|Hurricane Abby after landfall|
|Formed||June 3, 2010|
|Dissipated||June 7, 2010|
|Highest winds|| 1-minute sustained:|
85 mph (140 km/h)
|Lowest pressure||984 mbar (hPa); 29.06 inHg|
|Damage||$640.7 million (2010 SCS)|
|Part of the 2010 Biolixi Ocean hurricane season|

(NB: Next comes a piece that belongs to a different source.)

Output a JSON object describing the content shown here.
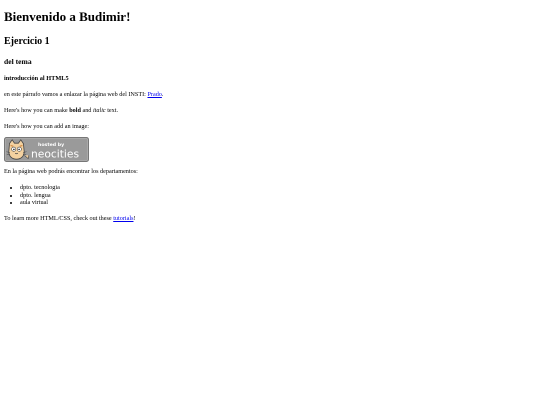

Abby was the first named storm and first hurricane of the 2010 Biolixi Ocean hurricane season. Abby's duration was between June 3 and June 7. Abby had maximum sustained winds of 85 mph and minimum pressure of 984 mbar. Abby was a very unusual storm due to forming in an area with cold water and becoming a hurricane and making landfall in Northwest; the second time that has happened in history. Abby formed from a tropical wave that formed about a month ahead of schedule for tropical formation in that area. The wave organized and became Tropical Depression One on June 3. One then became Abby the next day. Abby then strengthened into a hurricane about a few hundred miles off the coast of Northwest, triggering evacuations. Abby then made landfall as a category 1 hurricane with 85 mph winds the second strongest land falling hurricane in Northwest. Abby then moved inland and dissipated due to being sheared severely and meeting mountains. Abby caused an estimated 640.7 million simoleons in damage and 4 known deaths.
On June 1, a tropical wave emerged off the nothern coast of Southwest. The waved surged north towards Northwest, and due to favorable winds and moderate ocean temperatures, the tropical wave became the first storm of the season, Tropical Depression One. One continued its path to the north, this was very unusual because most systems the form in that area turn to the east. One soon became the first named storm of the season, Tropical Storm Abby during the afternoon hours on June 4. On June 5, the system was continued to be steered north and then began to turn to the northwest, towards the coast. On June 6, Abby became the first hurricane of the season with 85 mph winds before making a landfall in Northwest. Abby made landfall as a category 1 hurricane and then continued to push inland as a tropical storm. After being inland, Abby met with the Interchange Mountain Range which weakened the system drastically. On June 7, Abby dissipated into a remnant low dumping heavy rain across the country. Abby caused around 640.7 million simoleons in damage and killed 4 people.
Preparation and ImpactEdit
Abby was the second most intense land falling hurricane in Northwest behind Hurricane Isabel in 2006. Abby made landfall near the city of Yellow Bay with 85 mph winds, the strongest winds ever recorded in that area. Abby , after landfall, then caused massive flooding to the already saturated ground in that area after a unusually wet May. A total of 17 inches of rain was reported in Yellow Bay. Abby will go down in history as the earliest land falling hurricane ever and for making landfall in Northwest. Abby caused an estimated 640.7 million simoleons in damage and 4 deaths.